* **Problem requirements**: Would you repeat the entries below word for word and omit the pictures?

* **Supplied information**:

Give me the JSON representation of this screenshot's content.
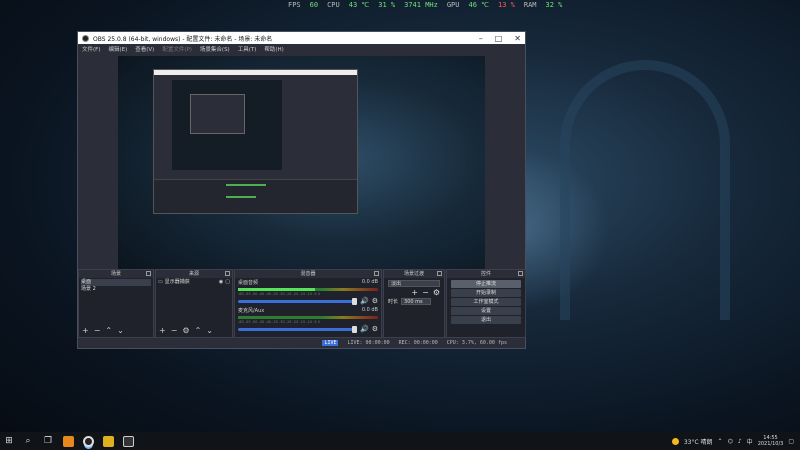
{
  "overlay": {
    "fps_label": "FPS",
    "fps_value": "60",
    "cpu_label": "CPU",
    "cpu_temp": "43 ℃",
    "cpu_load": "31 %",
    "cpu_clock": "3741 MHz",
    "gpu_label": "GPU",
    "gpu_temp": "46 ℃",
    "gpu_load": "13 %",
    "ram_label": "RAM",
    "ram_load": "32 %"
  },
  "window": {
    "title": "OBS 25.0.8 (64-bit, windows) - 配置文件: 未命名 - 场景: 未命名",
    "minimize": "–",
    "maximize": "□",
    "close": "✕"
  },
  "menu": {
    "items": [
      "文件(F)",
      "编辑(E)",
      "查看(V)",
      "配置文件(P)",
      "场景集合(S)",
      "工具(T)",
      "帮助(H)"
    ]
  },
  "docks": {
    "scenes": {
      "title": "场景",
      "items": [
        "桌面",
        "场景 2"
      ]
    },
    "sources": {
      "title": "来源",
      "items": [
        "显示器捕获"
      ]
    },
    "mixer": {
      "title": "混音器",
      "channels": [
        {
          "name": "桌面音频",
          "db": "0.0 dB",
          "level": 0.55
        },
        {
          "name": "麦克风/Aux",
          "db": "0.0 dB",
          "level": 0.0
        }
      ],
      "scale": "-60  -55  -50  -45  -40  -35  -30  -25  -20  -15  -10  -5  0"
    },
    "transitions": {
      "title": "场景过渡",
      "selected": "淡出",
      "duration_label": "时长",
      "duration_value": "300 ms"
    },
    "controls": {
      "title": "控件",
      "buttons": [
        "停止推流",
        "开始录制",
        "工作室模式",
        "设置",
        "退出"
      ]
    }
  },
  "status": {
    "live_badge": "LIVE",
    "live_time": "LIVE: 00:00:00",
    "rec_time": "REC: 00:00:00",
    "cpu_fps": "CPU: 3.7%, 60.00 fps"
  },
  "taskbar": {
    "weather": "33°C 晴朗",
    "time": "14:55",
    "date": "2021/10/3"
  }
}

* **Solution to this exercise**:
Give me the JSON representation of this screenshot's content.
{
  "overlay": {
    "fps_label": "FPS",
    "fps_value": "60",
    "cpu_label": "CPU",
    "cpu_temp": "43 ℃",
    "cpu_load": "31 %",
    "cpu_clock": "3741 MHz",
    "gpu_label": "GPU",
    "gpu_temp": "46 ℃",
    "gpu_load": "13 %",
    "ram_label": "RAM",
    "ram_load": "32 %"
  },
  "window": {
    "title": "OBS 25.0.8 (64-bit, windows) - 配置文件: 未命名 - 场景: 未命名",
    "minimize": "–",
    "maximize": "□",
    "close": "✕"
  },
  "menu": {
    "items": [
      "文件(F)",
      "编辑(E)",
      "查看(V)",
      "配置文件(P)",
      "场景集合(S)",
      "工具(T)",
      "帮助(H)"
    ]
  },
  "docks": {
    "scenes": {
      "title": "场景",
      "items": [
        "桌面",
        "场景 2"
      ]
    },
    "sources": {
      "title": "来源",
      "items": [
        "显示器捕获"
      ]
    },
    "mixer": {
      "title": "混音器",
      "channels": [
        {
          "name": "桌面音频",
          "db": "0.0 dB",
          "level": 0.55
        },
        {
          "name": "麦克风/Aux",
          "db": "0.0 dB",
          "level": 0.0
        }
      ],
      "scale": "-60  -55  -50  -45  -40  -35  -30  -25  -20  -15  -10  -5  0"
    },
    "transitions": {
      "title": "场景过渡",
      "selected": "淡出",
      "duration_label": "时长",
      "duration_value": "300 ms"
    },
    "controls": {
      "title": "控件",
      "buttons": [
        "停止推流",
        "开始录制",
        "工作室模式",
        "设置",
        "退出"
      ]
    }
  },
  "status": {
    "live_badge": "LIVE",
    "live_time": "LIVE: 00:00:00",
    "rec_time": "REC: 00:00:00",
    "cpu_fps": "CPU: 3.7%, 60.00 fps"
  },
  "taskbar": {
    "weather": "33°C 晴朗",
    "time": "14:55",
    "date": "2021/10/3"
  }
}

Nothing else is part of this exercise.